For both pathways, study is undertaken through traditional academic means as well as hands-on learning. Learning will be guided by tuition from professional specialists involved in theatre in a variety of community settings, including the academic experience of Central’s renowned applied theatre and drama education tutors. Students will have the opportunity to engage with relevant research methods in their field, usually presenting their work at Central’s annual postgraduate conference.

During Term Three, students may undertake project work (or further placement/professional practice) as part of an assessed unit. On the Drama in the Community and Drama Education pathway, students may work individually, or as part of a small group, on a practical project, which might include an arts residency in a primary or special needs school, a devised play and workshops for refugee children in the UK or abroad, creative playwriting workshops with selected client groups, or a performance and workshop on Bertolt Brecht’s theatre practice for post-16 students in schools and colleges in and around London. On the Drama and the Criminal Justice System pathway, students may work individually, or as part of a small group, on a practical project which might include a residency in a prison or young offenders’ institution, a devised play and workshops with fathers in prison for their children, or creative playwriting workshops with prisoners or ex-prisoners. On both pathways, students will theorise this work, interrogating its relationship within current and seminal discourses in the field.

Term Three may lead to a performance with a specified community, or may be more process orientated. Recent examples of project work include a community radio project in Brazil, a series of workshops with the young platform dwellers of Jaipur station in India, working with students in a hospital school in London, teaching English as a second language through drama with hotel staff in Thailand, working on Shakespeare in performance with a youth theatre, developing a range of theatre activities within a centre for the homeless in London, and introducing drama techniques to a special needs school in Ghana.

Recent examples of work within the criminal justice system have included an arts residency in HMYOI Feltham, a variety of performance-related work at Doncaster Prison working with Second Shot in the areas of restorative justice, Theatre-in-Education (TIE) for those at risk and devising and performing plays for invited audiences.

Students may also work alongside a professional host or in one of Central’s partner placement institutions in the third term, or use their own work-based practice.
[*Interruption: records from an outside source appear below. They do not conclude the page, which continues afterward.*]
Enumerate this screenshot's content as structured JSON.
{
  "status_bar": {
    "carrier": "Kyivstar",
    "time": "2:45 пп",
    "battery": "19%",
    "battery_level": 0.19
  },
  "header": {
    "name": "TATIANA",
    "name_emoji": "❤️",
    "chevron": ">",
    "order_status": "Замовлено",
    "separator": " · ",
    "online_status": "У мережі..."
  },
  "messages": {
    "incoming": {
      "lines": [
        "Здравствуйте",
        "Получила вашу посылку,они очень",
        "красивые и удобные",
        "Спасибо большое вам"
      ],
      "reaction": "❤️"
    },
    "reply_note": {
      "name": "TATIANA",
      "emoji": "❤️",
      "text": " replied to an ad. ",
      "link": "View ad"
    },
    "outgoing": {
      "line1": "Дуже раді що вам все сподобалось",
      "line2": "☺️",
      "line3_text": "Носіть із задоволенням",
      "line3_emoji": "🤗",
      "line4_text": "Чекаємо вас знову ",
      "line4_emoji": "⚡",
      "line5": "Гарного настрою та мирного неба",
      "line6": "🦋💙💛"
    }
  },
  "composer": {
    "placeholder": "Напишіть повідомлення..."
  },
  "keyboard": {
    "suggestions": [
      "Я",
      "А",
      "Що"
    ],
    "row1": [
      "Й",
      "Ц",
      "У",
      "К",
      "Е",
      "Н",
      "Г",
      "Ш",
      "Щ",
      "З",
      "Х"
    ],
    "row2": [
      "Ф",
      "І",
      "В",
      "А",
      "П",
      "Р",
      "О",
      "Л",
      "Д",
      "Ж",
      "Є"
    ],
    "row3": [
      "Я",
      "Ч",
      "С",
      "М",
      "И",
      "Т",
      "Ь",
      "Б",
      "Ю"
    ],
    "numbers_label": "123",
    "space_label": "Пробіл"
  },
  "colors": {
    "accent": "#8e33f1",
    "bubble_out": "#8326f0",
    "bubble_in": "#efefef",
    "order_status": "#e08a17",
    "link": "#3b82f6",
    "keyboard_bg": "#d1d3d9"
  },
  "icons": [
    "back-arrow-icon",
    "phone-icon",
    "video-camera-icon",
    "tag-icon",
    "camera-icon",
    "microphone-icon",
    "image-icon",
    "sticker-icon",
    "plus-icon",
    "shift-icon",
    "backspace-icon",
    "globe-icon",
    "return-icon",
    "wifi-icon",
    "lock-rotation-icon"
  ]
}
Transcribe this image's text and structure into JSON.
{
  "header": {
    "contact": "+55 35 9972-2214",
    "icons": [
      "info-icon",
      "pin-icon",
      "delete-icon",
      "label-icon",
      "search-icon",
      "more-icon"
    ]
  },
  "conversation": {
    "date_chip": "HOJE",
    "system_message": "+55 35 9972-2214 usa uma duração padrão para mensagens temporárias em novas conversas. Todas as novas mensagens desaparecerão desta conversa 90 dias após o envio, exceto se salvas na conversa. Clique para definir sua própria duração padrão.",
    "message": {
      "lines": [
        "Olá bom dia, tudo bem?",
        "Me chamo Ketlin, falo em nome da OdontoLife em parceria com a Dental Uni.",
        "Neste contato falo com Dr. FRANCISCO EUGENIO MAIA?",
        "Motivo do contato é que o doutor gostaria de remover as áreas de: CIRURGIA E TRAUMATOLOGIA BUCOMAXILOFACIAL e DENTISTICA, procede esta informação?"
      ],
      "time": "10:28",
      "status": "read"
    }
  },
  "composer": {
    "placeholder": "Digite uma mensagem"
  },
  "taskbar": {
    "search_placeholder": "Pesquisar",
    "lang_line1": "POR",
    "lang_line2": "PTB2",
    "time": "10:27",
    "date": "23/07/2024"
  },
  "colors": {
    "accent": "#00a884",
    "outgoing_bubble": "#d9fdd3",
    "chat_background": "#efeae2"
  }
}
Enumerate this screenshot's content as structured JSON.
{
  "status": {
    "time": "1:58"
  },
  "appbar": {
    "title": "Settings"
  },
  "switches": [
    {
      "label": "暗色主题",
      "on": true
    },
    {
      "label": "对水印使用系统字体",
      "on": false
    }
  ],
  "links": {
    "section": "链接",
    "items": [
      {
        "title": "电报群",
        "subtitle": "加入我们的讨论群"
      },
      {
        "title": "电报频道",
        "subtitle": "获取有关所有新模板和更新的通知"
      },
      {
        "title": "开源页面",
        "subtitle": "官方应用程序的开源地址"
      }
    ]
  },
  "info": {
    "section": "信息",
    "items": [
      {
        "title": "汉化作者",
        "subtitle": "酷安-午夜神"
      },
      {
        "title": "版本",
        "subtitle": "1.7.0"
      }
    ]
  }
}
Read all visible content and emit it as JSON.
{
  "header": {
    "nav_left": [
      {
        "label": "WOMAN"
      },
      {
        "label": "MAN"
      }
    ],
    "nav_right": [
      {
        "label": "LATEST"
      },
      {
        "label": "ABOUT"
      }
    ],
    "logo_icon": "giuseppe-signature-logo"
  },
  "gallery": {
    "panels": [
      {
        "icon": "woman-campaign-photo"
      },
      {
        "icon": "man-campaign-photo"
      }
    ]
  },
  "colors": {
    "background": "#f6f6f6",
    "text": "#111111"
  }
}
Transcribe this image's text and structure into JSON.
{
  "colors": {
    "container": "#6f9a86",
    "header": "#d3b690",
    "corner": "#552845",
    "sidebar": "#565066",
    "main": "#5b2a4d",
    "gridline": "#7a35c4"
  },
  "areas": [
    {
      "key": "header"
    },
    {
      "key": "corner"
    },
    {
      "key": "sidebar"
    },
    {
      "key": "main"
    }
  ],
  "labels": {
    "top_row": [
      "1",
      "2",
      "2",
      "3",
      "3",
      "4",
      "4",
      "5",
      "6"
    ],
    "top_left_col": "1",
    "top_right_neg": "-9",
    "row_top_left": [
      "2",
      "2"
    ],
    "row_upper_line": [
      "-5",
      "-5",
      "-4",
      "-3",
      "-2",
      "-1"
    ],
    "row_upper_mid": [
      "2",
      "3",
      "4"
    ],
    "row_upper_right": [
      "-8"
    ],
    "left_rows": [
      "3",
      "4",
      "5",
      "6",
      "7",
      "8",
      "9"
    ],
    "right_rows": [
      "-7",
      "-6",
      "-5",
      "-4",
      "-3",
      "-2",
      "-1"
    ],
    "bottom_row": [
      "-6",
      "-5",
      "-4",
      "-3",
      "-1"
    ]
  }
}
In addition, students have the option to join one of Central’s many cross-School optional courses.

At the end of the year, students on both pathways consolidate their knowledge and understanding through a Sustained Independent Project (SIP). This is a dissertation about an area of particular interest in Applied Theatre.


Each unit has a written and/or practical assessment and submission of a dissertation addressing the student’s specialist area of interest.

Information for international students

Central holds international auditions/interviews in New York, San Francisco, Sydney, Santiago, Bangkok and Singapore. Please see Central’s website for details. To book a place please email admissions@cssd.ac.uk. If you are unable to attend in person, the course admissions tutor may offer you the opportunity of a distance audition/interview.

Qualification and course duration


full time
12 months
part time
24 months


AssessmentWhat kind of work will I be doing? (proportionally)
Written coursework / continuous assessment50
Professional practice20

Course contact details

Admissions and Student Recruitment Office